THE FILTH & THE FURRIES
FLUSHED AWAY ★★★ Directed by David Bowers and Sam Fell. Voices of Kate Winslet, Hugh Jackman, Ian McKellen, Jean Reno, Andy Serkis, Bill Nighy, Shane Richie, David Suchet, Miriam Margolyes G cert, gen release, 84 min A GREAT deal of work has, I’m sure, gone into Aardman Animation’s first computer-generated feature. Indeed, the fact that the film centres on a contemporary World Cup final between England and Germany (yeah, right) suggests that the animators were so inundated they were unable to meet their initial deadline.
For all their efforts, Flushed Away does, nonetheless, come across a little like Aardman Lite. An efficient, if significantly cooler, Plasticine simulation programme now stands in for the claymation techniques that brought Wallace and Gromit to life. The rats, frogs and slugs that populate the film have the same glued-on eyes and flexible monotone flesh we remember from the studio’s best films, but they no longer display visible fingerprints as a record of their creators’ dedication. Meanwhile, the quaint yet sinister England of Ealing and Hammer has been replaced with a London modelled on picture postcards and Richard Curtis films.
That said, Flushed Away remains a very funny piece of work and, in its bracing vulgarity and devotion to the dumb gag, acts as a satisfactorily broad retort to the swathe of dull, heartless digital features that fouled-up the summer of 2006.
Roddy St James (voiced by Hugh Jackman), a posh rat, pet to a Kensington teenager, is taken aback when a working-class ani- mal from the same species invades his master’s home and – like similar characters in films by Pasolini and Losey – begins fouling up the air with his aggressive normality.
Roddy attempts to flush the invader down the loo, but, the class politics of British cinema dictating that the poor are cunning, finds himself hurtling down the u-bend towards an underground London full of crafty cockney rodents and comically surprised slugs. There he teams up with Kate Winslet’s mariner rat in her attempts to thwart the evil schemes of a megalomaniac toad voiced, with diabolical glee, by Ian McKellen.

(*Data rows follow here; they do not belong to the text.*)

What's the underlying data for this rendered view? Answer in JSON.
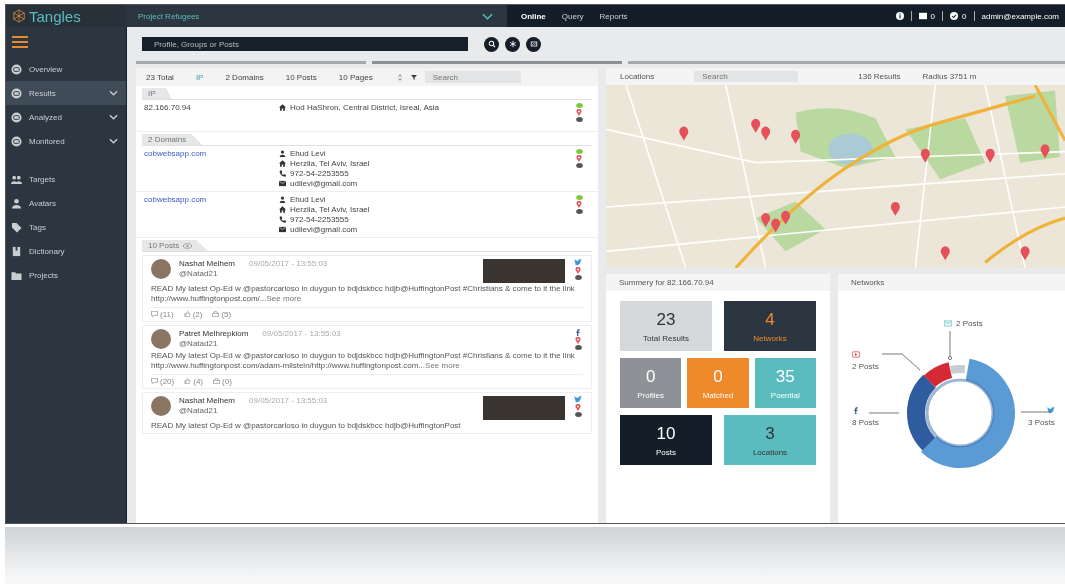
{
  "brand": "Tangles",
  "project": "Project Refugees",
  "nav": [
    {
      "label": "Online",
      "selected": true
    },
    {
      "label": "Query",
      "selected": false
    },
    {
      "label": "Reports",
      "selected": false
    }
  ],
  "header_counts": [
    "0",
    "0"
  ],
  "user": "admin@example.com",
  "sidebar": [
    {
      "label": "Overview",
      "kind": "link",
      "selected": false
    },
    {
      "label": "Results",
      "kind": "group",
      "selected": true
    },
    {
      "label": "Analyzed",
      "kind": "group",
      "selected": false
    },
    {
      "label": "Monitored",
      "kind": "group",
      "selected": false
    },
    {
      "label": "Targets",
      "kind": "link",
      "selected": false
    },
    {
      "label": "Avatars",
      "kind": "link",
      "selected": false
    },
    {
      "label": "Tags",
      "kind": "link",
      "selected": false
    },
    {
      "label": "Dictionary",
      "kind": "link",
      "selected": false
    },
    {
      "label": "Projects",
      "kind": "link",
      "selected": false
    }
  ],
  "search": {
    "placeholder": "Profile, Groups or Posts"
  },
  "results": {
    "tabs": [
      {
        "label": "23 Total",
        "selected": false
      },
      {
        "label": "IP",
        "selected": true
      },
      {
        "label": "2 Domains",
        "selected": false
      },
      {
        "label": "10 Posts",
        "selected": false
      },
      {
        "label": "10 Pages",
        "selected": false
      }
    ],
    "search_placeholder": "Search",
    "ip_section": {
      "title": "IP",
      "rows": [
        {
          "ip": "82.166.70.94",
          "address": "Hod HaShron, Central District, Isreal, Asia"
        }
      ]
    },
    "domain_section": {
      "title": "2 Domains",
      "rows": [
        {
          "domain": "cobwebsapp.com",
          "name": "Ehud Levi",
          "address": "Herzlia, Tel Aviv, Israel",
          "phone": "972-54-2253555",
          "email": "udilevi@gmail.com"
        },
        {
          "domain": "cobwebsapp.com",
          "name": "Ehud Levi",
          "address": "Herzlia, Tel Aviv, Israel",
          "phone": "972-54-2253555",
          "email": "udilevi@gmail.com"
        }
      ]
    },
    "posts_section": {
      "title": "10 Posts",
      "posts": [
        {
          "author": "Nashat Melhem",
          "time": "09/05/2017 - 13:55:03",
          "handle": "@Natad21",
          "kind": "twitter",
          "has_image": true,
          "text": "READ My latest Op-Ed w @pastorcarloso in duygun to bdjdskbcc hdjb@HuffingtonPost #Christians & come to it the link http://www.huffingtonpost.com/...",
          "see_more": "See more",
          "stats": [
            "(11)",
            "(2)",
            "(5)"
          ]
        },
        {
          "author": "Patret Melhrepkiom",
          "time": "09/05/2017 - 13:55:03",
          "handle": "@Natad21",
          "kind": "facebook",
          "has_image": false,
          "text": "READ My latest Op-Ed w @pastorcarloso in duygun to bdjdskbcc hdjb@HuffingtonPost #Christians & come to it the link http://www.huffingtonpost.com/adam-milstein/http://www.huffingtonpost.com...",
          "see_more": "See more",
          "stats": [
            "(20)",
            "(4)",
            "(0)"
          ]
        },
        {
          "author": "Nashat Melhem",
          "time": "09/05/2017 - 13:55:03",
          "handle": "@Natad21",
          "kind": "twitter",
          "has_image": true,
          "text": "READ My latest Op-Ed w @pastorcarloso in duygun to bdjdskbcc hdjb@HuffingtonPost"
        }
      ]
    }
  },
  "locations": {
    "title": "Locations",
    "search_placeholder": "Search",
    "results": "136 Results",
    "radius": "Radius 3751 m"
  },
  "summary": {
    "title": "Summery for 82.166.70.94",
    "tiles": [
      {
        "value": "23",
        "label": "Total Results",
        "color": "#d5d8db",
        "kind": "light"
      },
      {
        "value": "4",
        "label": "Networks",
        "color": "#2c3640",
        "kind": "accent"
      },
      {
        "value": "0",
        "label": "Profiles",
        "color": "#8e9296",
        "kind": "dark"
      },
      {
        "value": "0",
        "label": "Matched",
        "color": "#ef8a2a",
        "kind": "dark"
      },
      {
        "value": "35",
        "label": "Poential",
        "color": "#5bbcbf",
        "kind": "dark"
      },
      {
        "value": "10",
        "label": "Posts",
        "color": "#141e28",
        "kind": "dark"
      },
      {
        "value": "3",
        "label": "Locations",
        "color": "#5bbcbf",
        "kind": "light"
      }
    ]
  },
  "networks": {
    "title": "Networks",
    "labels": [
      {
        "kind": "email",
        "text": "2 Posts"
      },
      {
        "kind": "youtube",
        "text": "2 Posts"
      },
      {
        "kind": "facebook",
        "text": "8 Posts"
      },
      {
        "kind": "twitter",
        "text": "3 Posts"
      }
    ]
  }
}
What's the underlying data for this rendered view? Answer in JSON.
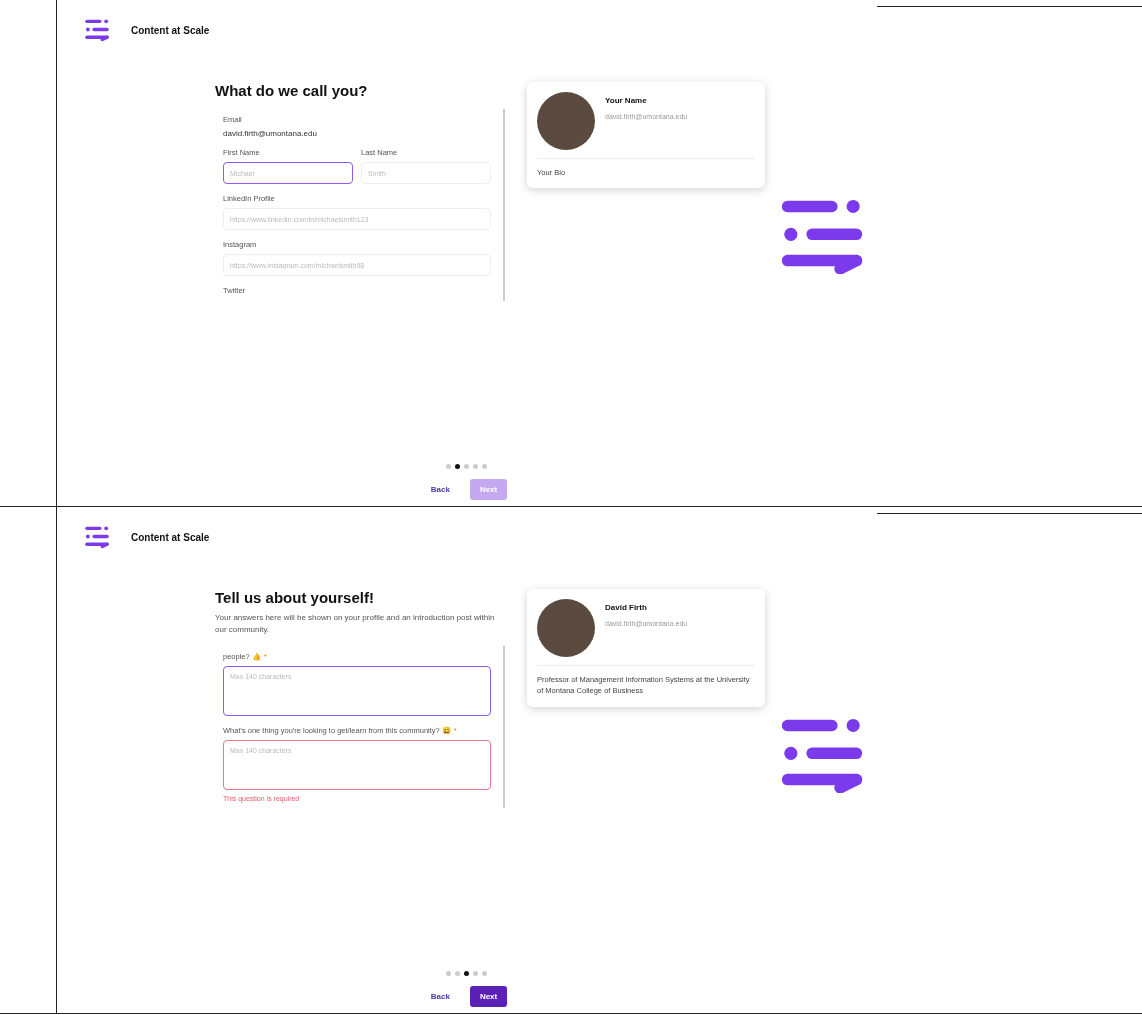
{
  "screens": [
    {
      "brand": "Content at Scale",
      "title": "What do we call you?",
      "rows": [
        [
          {
            "kind": "static",
            "label": "Email",
            "value": "david.firth@umontana.edu"
          }
        ],
        [
          {
            "kind": "input",
            "label": "First Name",
            "placeholder": "Michael",
            "focused": true,
            "error": false
          },
          {
            "kind": "input",
            "label": "Last Name",
            "placeholder": "Smith",
            "focused": false,
            "error": false
          }
        ],
        [
          {
            "kind": "input",
            "label": "LinkedIn Profile",
            "placeholder": "https://www.linkedin.com/in/michaelsmith123",
            "focused": false,
            "error": false
          }
        ],
        [
          {
            "kind": "input",
            "label": "Instagram",
            "placeholder": "https://www.instagram.com/michaelsmith98",
            "focused": false,
            "error": false
          }
        ],
        [
          {
            "kind": "label",
            "label": "Twitter"
          }
        ]
      ],
      "card": {
        "name": "Your Name",
        "email": "david.firth@umontana.edu",
        "bio": "Your Bio"
      },
      "steps": [
        {
          "selected": false
        },
        {
          "selected": true
        },
        {
          "selected": false
        },
        {
          "selected": false
        },
        {
          "selected": false
        }
      ],
      "back": "Back",
      "next": {
        "label": "Next",
        "disabled": true
      }
    },
    {
      "brand": "Content at Scale",
      "title": "Tell us about yourself!",
      "subtitle": "Your answers here will be shown on your profile and an introduction post within our community.",
      "rows": [
        [
          {
            "kind": "textarea",
            "label": "people? 👍",
            "required_mark": "*",
            "placeholder": "Max 140 characters",
            "focused": true,
            "error": false
          }
        ],
        [
          {
            "kind": "textarea",
            "label": "What's one thing you're looking to get/learn from this community? 😀",
            "required_mark": "*",
            "placeholder": "Max 140 characters",
            "focused": false,
            "error": true,
            "error_text": "This question is required"
          }
        ]
      ],
      "card": {
        "name": "David Firth",
        "email": "david.firth@umontana.edu",
        "bio": "Professor of Management Information Systems at the University of Montana College of Business"
      },
      "steps": [
        {
          "selected": false
        },
        {
          "selected": false
        },
        {
          "selected": true
        },
        {
          "selected": false
        },
        {
          "selected": false
        }
      ],
      "back": "Back",
      "next": {
        "label": "Next",
        "disabled": false
      }
    }
  ]
}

As is the way with these things, we have to endure many instances of animals gyrating to pop tunes and more than a few character arcs of deadening predictability. But you are never more than a minute away from a decent joke. Any family film that can take over $50 million in the US without jettisoning a Larry Grayson reference or an allusion to a “bum like a Japanese flag” is all right by me.
Rat pack: our heroes are in deep doo-doo in Flushed Away